Respondents:

Shawn O’Neail, National Multiple Sclerosis Society (NMSS), discussed the need for biosimilar biologics to enter the market to provide more cost-effective alternatives since most of the drugs used to treat multiple sclerosis are currently biologics and are very expensive. “No matter how good the drug is supposed to be, if the patients cannot afford it, the drug is no good to them.” High drug prices often force patients to either make sacrifices in order to pay for their medications or to sacrifice their drug treatments entirely.

Ruth Hoffman, Candlelighters Childhood Cancer Foundation, discussed the need for innovation in the field of biologics. The Candlelighters Childhood Cancer Foundation advocates for the development of new biologic drugs to be used in the treatment of pediatric cancer; they do not want any newly proposed bills to hinder innovation and deprive the industry of incentives.

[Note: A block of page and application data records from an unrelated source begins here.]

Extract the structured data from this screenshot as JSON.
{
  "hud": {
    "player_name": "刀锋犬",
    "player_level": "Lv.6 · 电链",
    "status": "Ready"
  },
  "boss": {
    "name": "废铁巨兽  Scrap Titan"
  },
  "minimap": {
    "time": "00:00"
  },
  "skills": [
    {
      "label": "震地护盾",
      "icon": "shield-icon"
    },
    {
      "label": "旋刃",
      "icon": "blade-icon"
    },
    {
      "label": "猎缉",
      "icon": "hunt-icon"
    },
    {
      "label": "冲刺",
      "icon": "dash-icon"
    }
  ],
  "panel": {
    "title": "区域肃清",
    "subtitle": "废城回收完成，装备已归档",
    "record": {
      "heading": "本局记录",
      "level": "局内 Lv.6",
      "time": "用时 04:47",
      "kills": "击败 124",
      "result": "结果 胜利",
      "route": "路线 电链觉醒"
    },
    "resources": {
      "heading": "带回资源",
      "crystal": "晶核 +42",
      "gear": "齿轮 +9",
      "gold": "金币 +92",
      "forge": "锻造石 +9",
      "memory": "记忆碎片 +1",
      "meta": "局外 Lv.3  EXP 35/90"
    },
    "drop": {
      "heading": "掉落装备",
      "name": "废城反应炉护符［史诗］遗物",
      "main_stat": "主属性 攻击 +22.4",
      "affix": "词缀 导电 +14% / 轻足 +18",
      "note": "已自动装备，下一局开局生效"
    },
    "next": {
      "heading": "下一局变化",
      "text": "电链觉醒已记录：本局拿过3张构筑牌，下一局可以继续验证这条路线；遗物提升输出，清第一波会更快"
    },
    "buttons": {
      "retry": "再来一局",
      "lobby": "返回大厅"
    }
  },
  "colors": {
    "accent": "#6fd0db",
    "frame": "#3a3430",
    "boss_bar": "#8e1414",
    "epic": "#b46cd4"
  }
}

While patients would not have to pay so much for biosimilar biologics, new and better biologic drugs for pediatric cancer need to be developed before generic versions of those drugs can be created.

Discussion:

Discussion following the second panel focused on the potential cost-savings of a biosimilar biologic market. Several participants noted that the introduction of biosimilar biologics to the marketplace may spur moderate savings at the beginning, but those moderate savings will evolve into much greater savings over time. Miller noted that the annual savings for traditional pharmaceutical generics have grown from a trivial amount in the initial decade to billions of dollars in the long-run, and the same will probably be true for biosimilar biologics. The market needs a safe pathway in place, and then the progression and savings from biosimilar biologics will evolve accordingly. Some pointed out that the savings will free up money for greater investment in R&D. Some argued that it is imperative to create and foster competition, instead of price controls, in order to make drug prices more affordable for the public. Others noted that drugs should be able to extend their exclusivity based on their levels of benefit and effectiveness (not just cost-savings) among the patient population.

 

Lunch Speaker – Susan Dentzer

Susan Dentzer, health correspondent for The NewsHour with Jim Lehrer, described her experiences as a health journalist, including the challenges and complexities surrounding biosimilar biologics that keep stakeholders and the American public from reaching a consensus on the issue. She emphasized the need to work together collectively to inform the public, to explain the pertinent issues, and to help them understand that the debate on biosimilar biologics is one where there are no clear rights or wrongs.